Source material Block Start
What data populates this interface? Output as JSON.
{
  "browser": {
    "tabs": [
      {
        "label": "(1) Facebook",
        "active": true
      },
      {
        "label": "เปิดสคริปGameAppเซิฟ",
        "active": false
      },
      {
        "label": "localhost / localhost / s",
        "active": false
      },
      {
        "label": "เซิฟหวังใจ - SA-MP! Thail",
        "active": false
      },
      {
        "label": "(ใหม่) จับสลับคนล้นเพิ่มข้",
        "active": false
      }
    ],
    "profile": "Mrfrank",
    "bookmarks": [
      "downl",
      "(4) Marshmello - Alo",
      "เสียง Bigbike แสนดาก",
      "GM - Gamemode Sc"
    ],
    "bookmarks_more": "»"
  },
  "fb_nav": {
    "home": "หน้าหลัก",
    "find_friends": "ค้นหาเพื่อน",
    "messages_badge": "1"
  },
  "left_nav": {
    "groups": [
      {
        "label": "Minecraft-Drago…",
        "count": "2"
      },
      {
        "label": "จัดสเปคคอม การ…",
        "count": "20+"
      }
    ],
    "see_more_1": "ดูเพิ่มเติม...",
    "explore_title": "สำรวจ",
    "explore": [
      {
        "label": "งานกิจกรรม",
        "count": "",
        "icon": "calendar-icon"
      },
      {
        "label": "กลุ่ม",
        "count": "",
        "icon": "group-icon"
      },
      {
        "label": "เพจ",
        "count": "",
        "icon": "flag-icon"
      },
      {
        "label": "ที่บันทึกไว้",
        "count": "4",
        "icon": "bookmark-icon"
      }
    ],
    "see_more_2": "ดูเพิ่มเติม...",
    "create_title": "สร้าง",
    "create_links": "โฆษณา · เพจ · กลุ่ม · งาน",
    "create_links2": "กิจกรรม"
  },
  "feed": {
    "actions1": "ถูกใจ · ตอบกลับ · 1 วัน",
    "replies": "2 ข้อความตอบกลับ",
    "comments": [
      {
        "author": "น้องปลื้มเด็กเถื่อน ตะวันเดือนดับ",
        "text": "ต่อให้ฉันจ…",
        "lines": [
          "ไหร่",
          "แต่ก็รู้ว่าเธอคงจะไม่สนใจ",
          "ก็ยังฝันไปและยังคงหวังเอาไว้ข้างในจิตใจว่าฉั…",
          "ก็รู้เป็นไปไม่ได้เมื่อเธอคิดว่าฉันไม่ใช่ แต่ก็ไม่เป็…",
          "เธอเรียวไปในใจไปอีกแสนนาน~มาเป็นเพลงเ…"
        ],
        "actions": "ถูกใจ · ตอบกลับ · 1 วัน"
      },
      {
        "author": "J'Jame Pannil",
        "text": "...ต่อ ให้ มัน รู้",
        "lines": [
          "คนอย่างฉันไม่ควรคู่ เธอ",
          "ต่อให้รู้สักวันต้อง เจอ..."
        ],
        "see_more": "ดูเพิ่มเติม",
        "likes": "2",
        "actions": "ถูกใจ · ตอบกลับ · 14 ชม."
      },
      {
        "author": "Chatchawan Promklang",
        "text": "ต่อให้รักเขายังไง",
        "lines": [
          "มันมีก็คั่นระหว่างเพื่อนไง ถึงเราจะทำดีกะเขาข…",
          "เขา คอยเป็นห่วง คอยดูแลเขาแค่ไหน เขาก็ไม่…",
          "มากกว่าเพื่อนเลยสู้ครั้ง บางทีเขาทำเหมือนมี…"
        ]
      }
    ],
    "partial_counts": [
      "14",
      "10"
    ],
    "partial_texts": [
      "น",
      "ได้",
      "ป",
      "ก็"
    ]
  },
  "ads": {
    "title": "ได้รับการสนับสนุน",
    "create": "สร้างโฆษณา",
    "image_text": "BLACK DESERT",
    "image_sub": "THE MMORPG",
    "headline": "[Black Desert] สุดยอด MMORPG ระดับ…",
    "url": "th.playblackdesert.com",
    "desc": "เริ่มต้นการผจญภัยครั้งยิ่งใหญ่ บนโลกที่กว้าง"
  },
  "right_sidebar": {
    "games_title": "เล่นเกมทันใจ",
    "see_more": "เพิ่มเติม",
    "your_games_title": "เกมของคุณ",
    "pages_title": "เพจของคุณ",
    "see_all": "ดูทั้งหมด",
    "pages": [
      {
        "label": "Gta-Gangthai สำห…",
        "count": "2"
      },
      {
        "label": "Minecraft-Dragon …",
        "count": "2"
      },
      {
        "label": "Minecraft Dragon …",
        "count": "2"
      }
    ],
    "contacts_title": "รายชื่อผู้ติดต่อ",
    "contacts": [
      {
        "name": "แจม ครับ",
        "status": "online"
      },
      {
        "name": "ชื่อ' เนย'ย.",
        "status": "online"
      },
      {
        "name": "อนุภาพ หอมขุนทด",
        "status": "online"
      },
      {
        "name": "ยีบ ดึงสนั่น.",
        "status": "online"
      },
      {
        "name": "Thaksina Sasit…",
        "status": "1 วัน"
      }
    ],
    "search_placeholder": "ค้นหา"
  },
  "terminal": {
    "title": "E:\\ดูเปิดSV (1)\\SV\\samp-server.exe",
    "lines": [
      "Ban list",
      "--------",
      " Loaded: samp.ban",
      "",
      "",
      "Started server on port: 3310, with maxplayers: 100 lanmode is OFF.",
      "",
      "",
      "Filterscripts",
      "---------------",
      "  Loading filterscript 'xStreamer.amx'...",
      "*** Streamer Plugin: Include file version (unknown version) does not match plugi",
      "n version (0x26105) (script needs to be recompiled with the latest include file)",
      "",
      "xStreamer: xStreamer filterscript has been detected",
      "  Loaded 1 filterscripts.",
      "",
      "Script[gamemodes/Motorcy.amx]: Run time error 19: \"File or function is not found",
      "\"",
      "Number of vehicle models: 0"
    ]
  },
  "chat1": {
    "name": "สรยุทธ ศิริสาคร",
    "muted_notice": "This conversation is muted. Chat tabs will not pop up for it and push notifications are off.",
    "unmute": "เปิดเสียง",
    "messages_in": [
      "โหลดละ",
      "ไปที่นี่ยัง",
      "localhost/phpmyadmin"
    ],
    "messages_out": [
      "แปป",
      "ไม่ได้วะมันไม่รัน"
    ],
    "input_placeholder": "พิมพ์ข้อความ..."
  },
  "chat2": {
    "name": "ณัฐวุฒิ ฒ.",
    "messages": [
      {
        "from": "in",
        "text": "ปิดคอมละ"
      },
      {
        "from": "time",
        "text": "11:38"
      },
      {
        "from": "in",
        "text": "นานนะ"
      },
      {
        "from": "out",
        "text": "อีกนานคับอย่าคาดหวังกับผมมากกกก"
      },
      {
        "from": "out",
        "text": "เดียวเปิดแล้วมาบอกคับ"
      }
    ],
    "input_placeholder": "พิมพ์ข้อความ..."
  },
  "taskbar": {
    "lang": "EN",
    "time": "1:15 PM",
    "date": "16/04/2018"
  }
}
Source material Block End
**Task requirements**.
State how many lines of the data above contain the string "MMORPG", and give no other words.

**Exercise response**.
2